When we think about security for embedded devices, most of us think about security designed to protect the device from hackers. Another aspect of security that is largely overlooked is situational awareness. Many military devices, from drones to tanks to radios, are not deployed in a fixed location. The question “Do you know where your device is?” is a serious and important one and represents a much broader view of security than that provided by today’s point solutions for embedded devices.

Situational awareness is the ability of a device to maintain information about itself and report it to a security management system or a Security Information and Event Manager (SIEM). This includes basic information such as system uptime, IP address, MAC address and device name, along with status information about the device (see Table). Device-specific information should also be included. If the device has GPS capabilities, location should be reported. For a vehicle system, information such as fuel status, speed, air temperature, engine data and tire pressure should be included. Information on any attacks detected by the security layers protecting the device would also be reported.


Situational Awareness data provides a complete view of the device status, allowing attacks to be reported to a centralized management system.

Collecting and reporting this information to a management system allows us to take a wider view of device security by than was previously possible. Cyber-attacks can be detected and tracked by reporting of unauthorized login attempts and firewall rules violations. Physical attacks can be detected by reporting if the device’s enclosure was opened. GPS location tracking can be used to detect a stolen device.

The engine status, tire pressure and fuel level information reported from a vehicle system can also be used to monitor for broader threats. Detecting pending problems with engine status or fuel levels of a vehicle operating in a hostile theater is a potentially critical security issue. If the vehicle fails deep in enemy territory the security of the vehicle along with the equipment and personnel on board is certainly at risk.

Implementing Situational Awareness

Situational Awareness has to be delivered as an integrated part of a RTOS-based systems. This requires adding software to the system that will collect information from the device, store the information, and then forward the information to a management system or SIEM either upon request or at scheduled intervals. By adding these capabilities to a new military vehicle system, the system could then directly report status information to a management system.

Security along is no longer sufficient for today’s mobile and portable devices. These devices must be able to report their status, location and if they have been attacked to a centralized management function. Without this reporting, you don’t really know if your device is safe.

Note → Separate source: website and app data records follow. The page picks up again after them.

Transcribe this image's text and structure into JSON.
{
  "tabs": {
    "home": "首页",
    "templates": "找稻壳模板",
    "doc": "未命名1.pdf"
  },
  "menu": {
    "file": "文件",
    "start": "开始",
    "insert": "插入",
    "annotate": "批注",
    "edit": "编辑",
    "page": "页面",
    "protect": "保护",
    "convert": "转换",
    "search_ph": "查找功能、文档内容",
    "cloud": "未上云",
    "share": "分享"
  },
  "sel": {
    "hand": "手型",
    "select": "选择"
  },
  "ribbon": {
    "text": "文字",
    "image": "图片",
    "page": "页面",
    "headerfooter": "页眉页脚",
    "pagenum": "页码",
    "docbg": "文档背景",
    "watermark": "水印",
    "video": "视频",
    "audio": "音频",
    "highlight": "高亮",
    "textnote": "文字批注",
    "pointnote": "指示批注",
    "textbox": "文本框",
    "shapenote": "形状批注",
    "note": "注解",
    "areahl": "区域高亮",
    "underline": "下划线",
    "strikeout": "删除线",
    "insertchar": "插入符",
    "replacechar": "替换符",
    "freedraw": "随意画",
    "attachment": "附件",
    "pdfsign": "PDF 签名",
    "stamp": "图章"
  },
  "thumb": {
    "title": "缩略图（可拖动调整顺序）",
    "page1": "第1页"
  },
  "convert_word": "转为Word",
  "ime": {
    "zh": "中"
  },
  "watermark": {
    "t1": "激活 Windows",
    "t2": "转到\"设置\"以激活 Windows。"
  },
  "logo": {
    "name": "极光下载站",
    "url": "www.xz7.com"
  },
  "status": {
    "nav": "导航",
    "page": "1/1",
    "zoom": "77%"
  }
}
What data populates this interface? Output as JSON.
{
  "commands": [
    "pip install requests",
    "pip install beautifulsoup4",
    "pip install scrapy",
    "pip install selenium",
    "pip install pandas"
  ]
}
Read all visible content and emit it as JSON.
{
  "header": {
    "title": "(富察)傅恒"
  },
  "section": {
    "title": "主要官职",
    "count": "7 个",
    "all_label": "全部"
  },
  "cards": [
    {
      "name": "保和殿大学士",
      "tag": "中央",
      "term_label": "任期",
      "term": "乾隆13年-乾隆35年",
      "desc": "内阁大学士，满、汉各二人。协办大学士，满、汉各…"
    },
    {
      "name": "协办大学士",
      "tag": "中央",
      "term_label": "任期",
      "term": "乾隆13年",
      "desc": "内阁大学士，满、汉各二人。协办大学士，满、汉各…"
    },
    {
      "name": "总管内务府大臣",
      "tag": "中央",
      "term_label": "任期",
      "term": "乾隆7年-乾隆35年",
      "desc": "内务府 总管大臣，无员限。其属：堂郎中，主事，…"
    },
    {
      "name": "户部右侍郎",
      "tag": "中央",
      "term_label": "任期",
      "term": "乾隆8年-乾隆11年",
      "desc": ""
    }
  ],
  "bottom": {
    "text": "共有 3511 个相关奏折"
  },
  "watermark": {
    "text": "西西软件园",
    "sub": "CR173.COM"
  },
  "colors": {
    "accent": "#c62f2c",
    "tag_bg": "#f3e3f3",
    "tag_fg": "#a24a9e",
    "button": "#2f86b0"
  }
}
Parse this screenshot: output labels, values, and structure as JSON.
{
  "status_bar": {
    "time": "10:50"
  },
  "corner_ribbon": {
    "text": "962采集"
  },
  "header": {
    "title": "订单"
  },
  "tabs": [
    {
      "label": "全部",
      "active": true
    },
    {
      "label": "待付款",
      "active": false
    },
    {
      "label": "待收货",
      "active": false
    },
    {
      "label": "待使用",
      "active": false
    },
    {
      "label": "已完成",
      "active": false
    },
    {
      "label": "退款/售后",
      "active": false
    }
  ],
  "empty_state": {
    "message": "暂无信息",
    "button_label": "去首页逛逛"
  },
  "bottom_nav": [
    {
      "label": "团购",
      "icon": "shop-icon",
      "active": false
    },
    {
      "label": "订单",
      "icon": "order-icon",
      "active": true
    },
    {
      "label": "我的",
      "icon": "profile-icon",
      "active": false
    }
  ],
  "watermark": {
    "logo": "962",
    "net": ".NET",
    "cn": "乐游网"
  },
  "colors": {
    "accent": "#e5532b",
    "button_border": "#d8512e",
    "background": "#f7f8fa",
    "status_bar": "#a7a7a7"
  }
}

Alan Grau

Alan Grau is the President and cofounder of Icon Labs, a leading provider of security solutions for embedded devices. You can reach him at